The House of Representatives has passed legislation that would create a de facto national ID card. The bill mandates that federal employees (think airport security) only accept ID cards (think driver’s licenses) that meet certain criteria. The cards must contain a digital photograph and anticounterfeiting measures, and be “machine readable” (think magnetic strip or RFID).
States would be required to demand proof of the person’s Social Security number and confirm that number with the Social Security Administration. They would also have to scan in documents showing the person’s date of birth and immigration status, and create a massive store “so that the (scanned) images can be retained in electronic storage in a transferable format” permanently.
Another portion of the bill says that states would be required to link their DMV databases if they wished to receive federal funds. Among the information that must be shared: All data fields printed on drivers’ licenses and identification cards, and complete drivers’ histories, including motor vehicle violations, suspensions and points on licenses.
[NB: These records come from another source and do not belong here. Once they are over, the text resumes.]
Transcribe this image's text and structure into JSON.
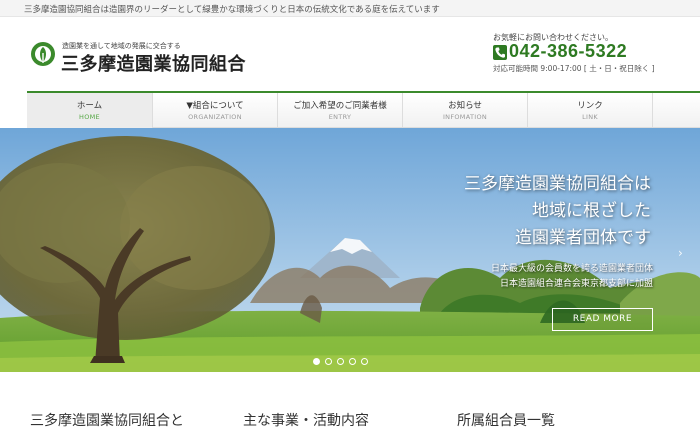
{
  "topbar": {
    "text": "三多摩造園協同組合は造園界のリーダーとして緑豊かな環境づくりと日本の伝統文化である庭を伝えています"
  },
  "header": {
    "logo_tagline": "造園業を通して地域の発展に交合する",
    "logo_name": "三多摩造園業協同組合",
    "contact_lead": "お気軽にお問い合わせください。",
    "phone": "042-386-5322",
    "hours": "対応可能時間 9:00-17:00 [ 土・日・祝日除く ]"
  },
  "nav": [
    {
      "label": "ホーム",
      "sub": "HOME",
      "active": true
    },
    {
      "label": "▼組合について",
      "sub": "ORGANIZATION"
    },
    {
      "label": "ご加入希望のご同業者様",
      "sub": "ENTRY"
    },
    {
      "label": "お知らせ",
      "sub": "INFOMATION"
    },
    {
      "label": "リンク",
      "sub": "LINK"
    }
  ],
  "hero": {
    "title_lines": [
      "三多摩造園業協同組合は",
      "地域に根ざした",
      "造園業者団体です"
    ],
    "sub_lines": [
      "日本最大級の会員数を誇る造園業者団体",
      "日本造園組合連合会東京都支部に加盟"
    ],
    "button": "READ MORE",
    "arrow": "›",
    "slide_count": 5,
    "active_slide": 1
  },
  "sections": [
    "三多摩造園業協同組合と",
    "主な事業・活動内容",
    "所属組合員一覧"
  ],
  "colors": {
    "brand_green": "#2e7a22",
    "nav_accent": "#3b8a2c"
  }
}
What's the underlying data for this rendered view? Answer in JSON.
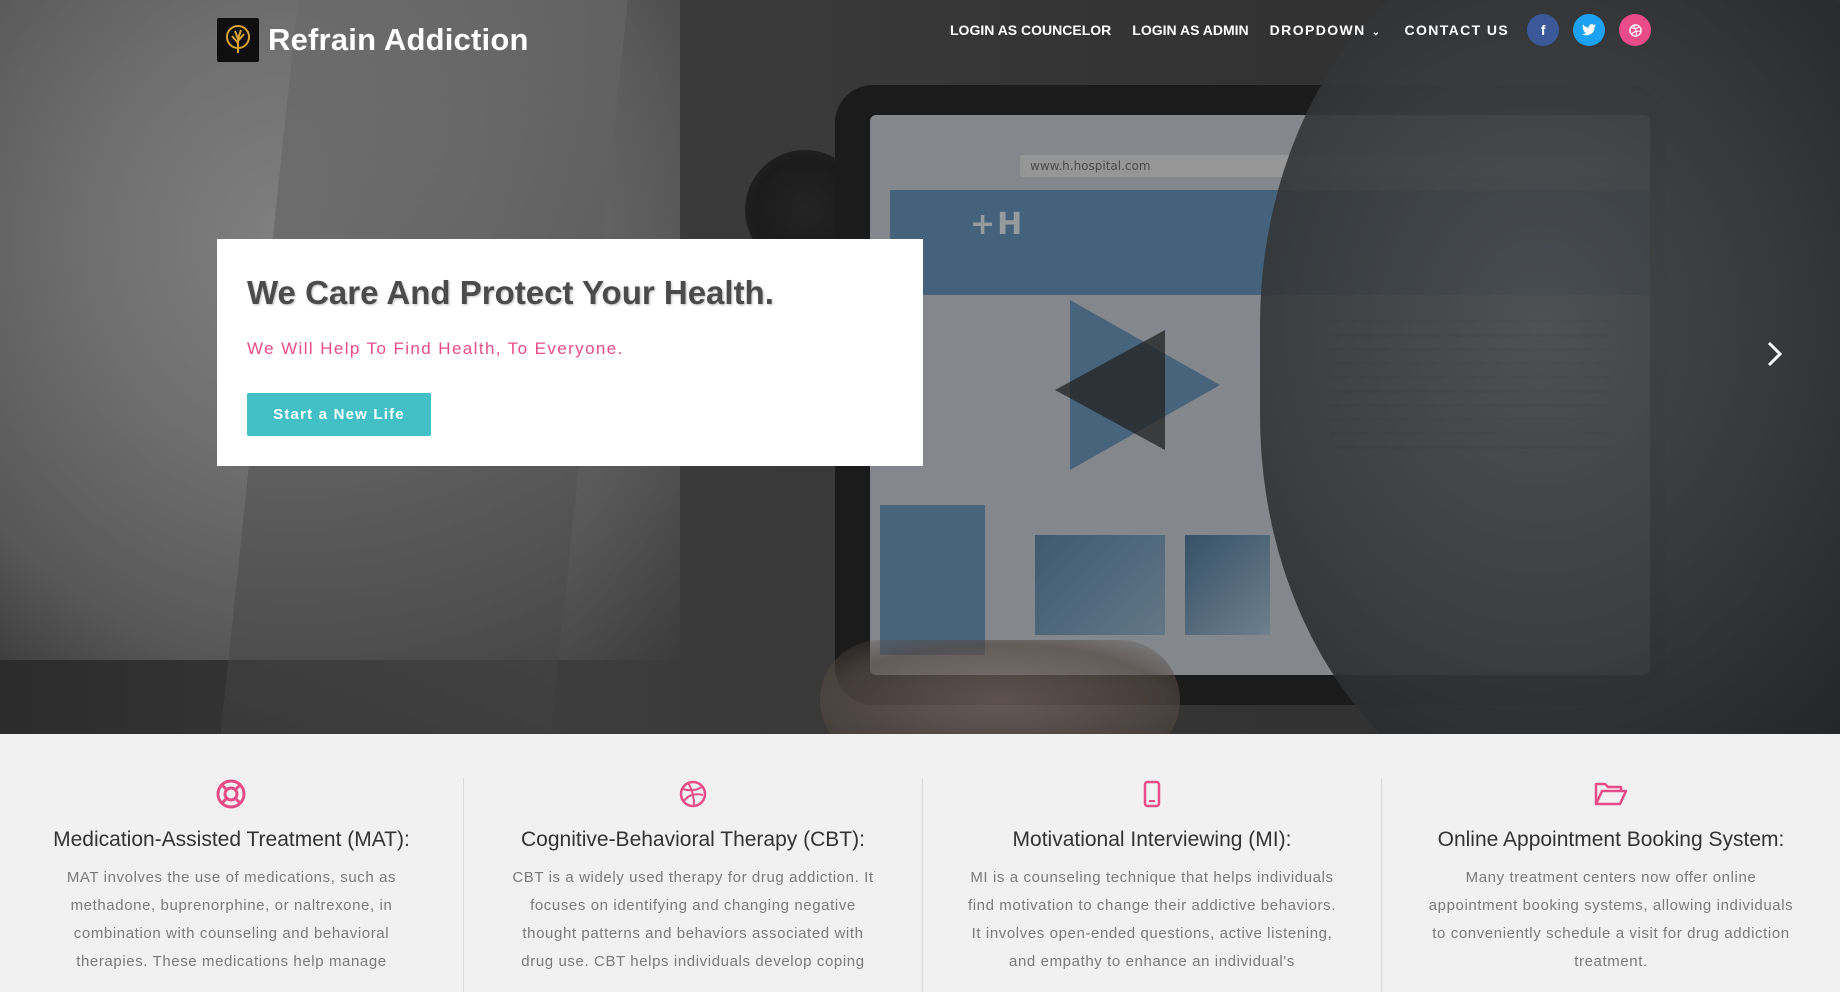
{
  "brand": {
    "name": "Refrain Addiction",
    "logo_icon": "tree-head-logo-icon"
  },
  "nav": {
    "login_counselor": "LOGIN AS COUNCELOR",
    "login_admin": "LOGIN AS ADMIN",
    "dropdown": "DROPDOWN",
    "contact": "CONTACT US",
    "social": [
      {
        "name": "facebook-icon",
        "glyph": "f",
        "color": "#3b5998"
      },
      {
        "name": "twitter-icon",
        "glyph": "🐦",
        "color": "#1da1f2"
      },
      {
        "name": "dribbble-icon",
        "glyph": "◎",
        "color": "#ea4c89"
      }
    ]
  },
  "hero": {
    "title": "We Care And Protect Your Health.",
    "subtitle": "We Will Help To Find Health, To Everyone.",
    "button_label": "Start a New Life",
    "screen_url": "www.h.hospital.com",
    "screen_brand": "+H",
    "next_icon": "chevron-right-icon"
  },
  "features": [
    {
      "icon": "life-ring-icon",
      "title": "Medication-Assisted Treatment (MAT):",
      "text": "MAT involves the use of medications, such as methadone, buprenorphine, or naltrexone, in combination with counseling and behavioral therapies. These medications help manage"
    },
    {
      "icon": "dribbble-ball-icon",
      "title": "Cognitive-Behavioral Therapy (CBT):",
      "text": "CBT is a widely used therapy for drug addiction. It focuses on identifying and changing negative thought patterns and behaviors associated with drug use. CBT helps individuals develop coping"
    },
    {
      "icon": "mobile-phone-icon",
      "title": "Motivational Interviewing (MI):",
      "text": "MI is a counseling technique that helps individuals find motivation to change their addictive behaviors. It involves open-ended questions, active listening, and empathy to enhance an individual's"
    },
    {
      "icon": "open-folder-icon",
      "title": "Online Appointment Booking System:",
      "text": "Many treatment centers now offer online appointment booking systems, allowing individuals to conveniently schedule a visit for drug addiction treatment."
    }
  ],
  "colors": {
    "accent_pink": "#e84c88",
    "accent_teal": "#43bfc6"
  }
}
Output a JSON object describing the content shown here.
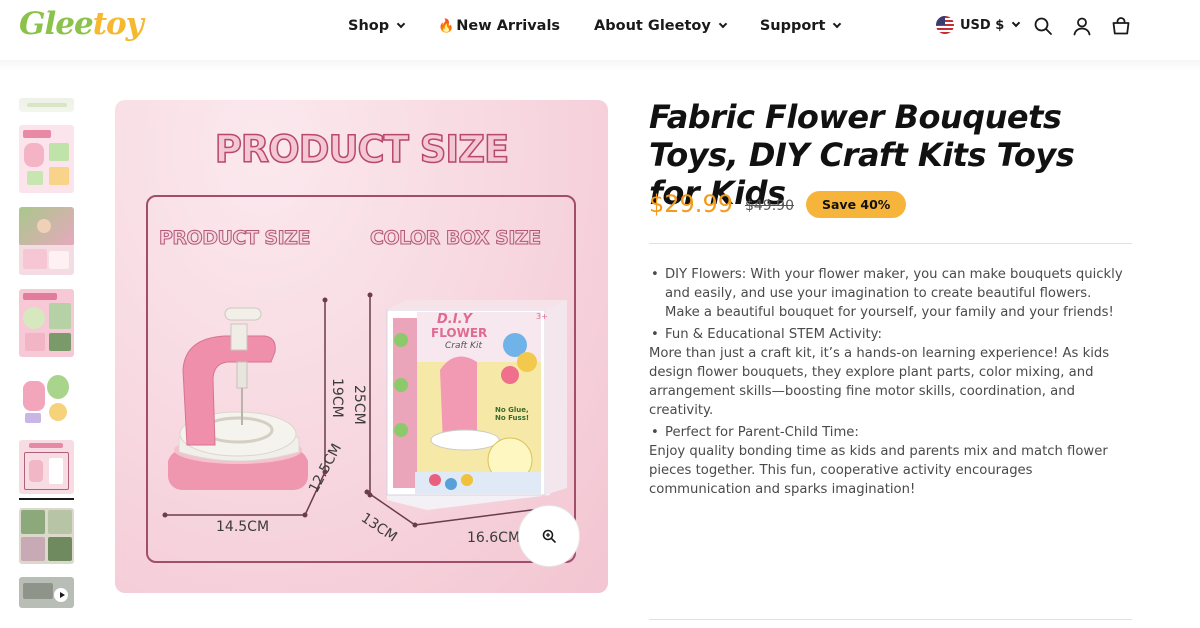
{
  "header": {
    "logo": {
      "part1": "Glee",
      "part2": "toy"
    },
    "nav": [
      {
        "label": "Shop",
        "has_dropdown": true
      },
      {
        "label": "New Arrivals",
        "icon": "fire-icon",
        "has_dropdown": false
      },
      {
        "label": "About Gleetoy",
        "has_dropdown": true
      },
      {
        "label": "Support",
        "has_dropdown": true
      }
    ],
    "currency": {
      "label": "USD $",
      "flag": "us-flag-icon"
    },
    "icons": [
      "search-icon",
      "account-icon",
      "cart-icon"
    ]
  },
  "gallery": {
    "thumbnail_count": 8,
    "active_thumbnail": 6,
    "main_image": {
      "title": "PRODUCT SIZE",
      "label_left": "PRODUCT SIZE",
      "label_right": "COLOR BOX SIZE",
      "box_text": {
        "line1": "D.I.Y",
        "line2": "FLOWER",
        "line3": "Craft Kit",
        "badge": "No Glue, No Fuss!",
        "age": "3+"
      },
      "dims": {
        "product_width": "14.5CM",
        "product_height": "19CM",
        "product_depth": "12.5CM",
        "box_height": "25CM",
        "box_depth": "13CM",
        "box_width": "16.6CM"
      }
    },
    "zoom_icon": "zoom-in-icon"
  },
  "product": {
    "title": "Fabric Flower Bouquets Toys, DIY Craft Kits Toys for Kids",
    "price": "$29.99",
    "compare_price": "$49.90",
    "save_badge": "Save 40%",
    "description": [
      {
        "heading": "DIY Flowers: With your flower maker, you can make bouquets quickly and easily, and use your imagination to create beautiful flowers. Make a beautiful bouquet for yourself, your family and your friends!",
        "body": ""
      },
      {
        "heading": "Fun & Educational STEM Activity:",
        "body": "More than just a craft kit, it’s a hands-on learning experience! As kids design flower bouquets, they explore plant parts, color mixing, and arrangement skills—boosting fine motor skills, coordination, and creativity."
      },
      {
        "heading": "Perfect for Parent-Child Time:",
        "body": "Enjoy quality bonding time as kids and parents mix and match flower pieces together. This fun, cooperative activity encourages communication and sparks imagination!"
      }
    ]
  },
  "colors": {
    "price": "#f29b1d",
    "badge": "#f7b43a",
    "logo_green": "#8bc34a",
    "logo_yellow": "#f5b82e"
  }
}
This amounts to the creation of a national electronic ID card, something Americans have long resisted (they are in use in many countries around the world including most European countries, Hong Kong, Malaysia, Singapore and Thailand).